“If you’re a business owner, the first thing you should be doing when issues like this are brought to you is looking inward and evaluating the environment that you’ve created and what you could have done better to create a better situation for your workers,” she says.


Taylor also says processes such as the Human Rights Commission or the Employment Standards Board are “difficult or even impossible” for entry level restaurant workers to access, either because they’re hard to navigate or because of biases against women reporting sexual assault. With that in mind, she says it’s only natural that people are taking to social media to air their complaints.

“I think what they did is really brave, but it’s also one of the few things available to workers in their situation who encounter that kind of abuse,” agrees Julie Guard, a labour studies professor at the University of Manitoba. “Without anyone protecting them, without a third party between them and the employer like a union, their chances of keeping their job and winning their case at the same time are not good.”

Guard counts Stella’s employees among the growing number of precarious workers in Canada, who she says are mostly young people, women, people of colour, recent immigrants, Indigenous people, and other minorities.

A recent study found that just under 22 percent of workers in Canada were in precarious forms of employment in 2015. That’s up from just under 14 percent of workers in 1989, according to an analysis of Statistics Canada data.

At the same time, the percentage of Canadian workers in unions has dropped. Between 1981 and 2014, the unionization rate fell from over 37 percent to under 29 percent, according to Statistics Canada.


“I think what they did is really brave, but it’s also one of the few things available to workers in their situation who encounter that kind of abuse.”

Although Stella’s employees aren’t unionized, they could have been. In 2002, an employee at one of the company’s restaurants was fired after he attempted to organize a union meeting, according to Patrick McGuire, a Winnipeg delegate for the Industrial Workers of the World.

After the employee was fired, McGuire says IWW held weekly pickets outside a Stella’s location during its Sunday brunch rush. He says they also took the matter to the Labour Board but, rather than going to a hearing, Stella’s opted to reach a settlement with the fired employee.

“There’s a long track record of it being a toxic workplace where people have tried to stop this and have been shut down by the employer,” McGuire says about Stella’s.

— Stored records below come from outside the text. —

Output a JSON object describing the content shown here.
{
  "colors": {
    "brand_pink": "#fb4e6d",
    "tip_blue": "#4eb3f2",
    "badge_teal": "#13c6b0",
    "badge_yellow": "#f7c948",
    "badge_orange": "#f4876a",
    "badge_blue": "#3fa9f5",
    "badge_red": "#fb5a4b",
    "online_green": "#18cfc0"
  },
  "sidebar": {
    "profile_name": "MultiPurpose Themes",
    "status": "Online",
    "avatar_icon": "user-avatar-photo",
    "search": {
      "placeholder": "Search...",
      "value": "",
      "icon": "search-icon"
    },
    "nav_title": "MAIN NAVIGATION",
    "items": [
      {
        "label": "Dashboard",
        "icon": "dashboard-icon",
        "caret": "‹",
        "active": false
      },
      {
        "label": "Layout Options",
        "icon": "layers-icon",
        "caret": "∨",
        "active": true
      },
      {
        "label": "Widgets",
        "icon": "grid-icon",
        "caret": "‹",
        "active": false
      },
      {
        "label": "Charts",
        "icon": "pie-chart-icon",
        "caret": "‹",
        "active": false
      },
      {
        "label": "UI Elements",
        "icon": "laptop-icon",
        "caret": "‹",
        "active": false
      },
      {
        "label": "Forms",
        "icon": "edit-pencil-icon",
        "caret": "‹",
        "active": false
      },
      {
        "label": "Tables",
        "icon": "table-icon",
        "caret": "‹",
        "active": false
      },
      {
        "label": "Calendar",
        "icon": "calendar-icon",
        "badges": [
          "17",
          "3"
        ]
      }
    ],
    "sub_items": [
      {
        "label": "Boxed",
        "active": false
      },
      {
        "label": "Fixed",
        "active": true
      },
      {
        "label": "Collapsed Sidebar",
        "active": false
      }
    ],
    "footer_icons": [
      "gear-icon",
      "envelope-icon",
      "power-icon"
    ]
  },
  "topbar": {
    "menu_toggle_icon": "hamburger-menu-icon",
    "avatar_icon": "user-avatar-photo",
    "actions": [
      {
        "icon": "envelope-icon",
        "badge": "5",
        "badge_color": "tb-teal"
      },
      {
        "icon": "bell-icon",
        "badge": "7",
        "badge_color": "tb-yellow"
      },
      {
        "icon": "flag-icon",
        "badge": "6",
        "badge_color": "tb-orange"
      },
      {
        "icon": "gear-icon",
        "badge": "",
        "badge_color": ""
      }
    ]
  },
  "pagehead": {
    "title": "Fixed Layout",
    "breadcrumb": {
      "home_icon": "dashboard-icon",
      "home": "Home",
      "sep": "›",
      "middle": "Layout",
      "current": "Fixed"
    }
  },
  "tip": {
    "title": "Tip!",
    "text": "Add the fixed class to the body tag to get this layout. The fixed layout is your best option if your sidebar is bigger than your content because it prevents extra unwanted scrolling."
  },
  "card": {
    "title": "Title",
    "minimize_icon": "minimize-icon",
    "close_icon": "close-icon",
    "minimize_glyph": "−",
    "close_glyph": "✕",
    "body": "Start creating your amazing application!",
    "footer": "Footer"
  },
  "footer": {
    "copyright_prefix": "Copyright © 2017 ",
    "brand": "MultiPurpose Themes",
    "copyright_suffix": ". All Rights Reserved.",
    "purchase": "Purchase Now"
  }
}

At the time, Stella’s former co-owner Tomas Sohlberg told CBC the employee was fired because he wasn’t a “team player,” not because he tried to organize a union meeting.

Stella’s did not immediately respond to a request for comment by VICE News.

Guard says the Instagram campaign by Stella’s workers is part of a shift in Canadian labour organizing. “Labour is responding to the growth of precarious work and the inability to protect people by organizing in new ways,” she says.

On the evening of Nov. 14 — two days after Stella’s announced Anderson and Burrows had been removed from their positions, four days after the press conference, and five days after the first story was posted to the Not My Stella’s account — Hajjar, Wade and Murdock are proud of the gains they’ve made.

“The pressure’s still on,” Wade says. “We’re seeing some small changes in the works, but we’re going to keep pushing.”

Cover image of (from left to right) Elsa Taylor, Christina Hajjar, Kelsey Wade and Amanda Murdock outside Taylor's cocktail bar The Roost. All photos by Isaac Würmann.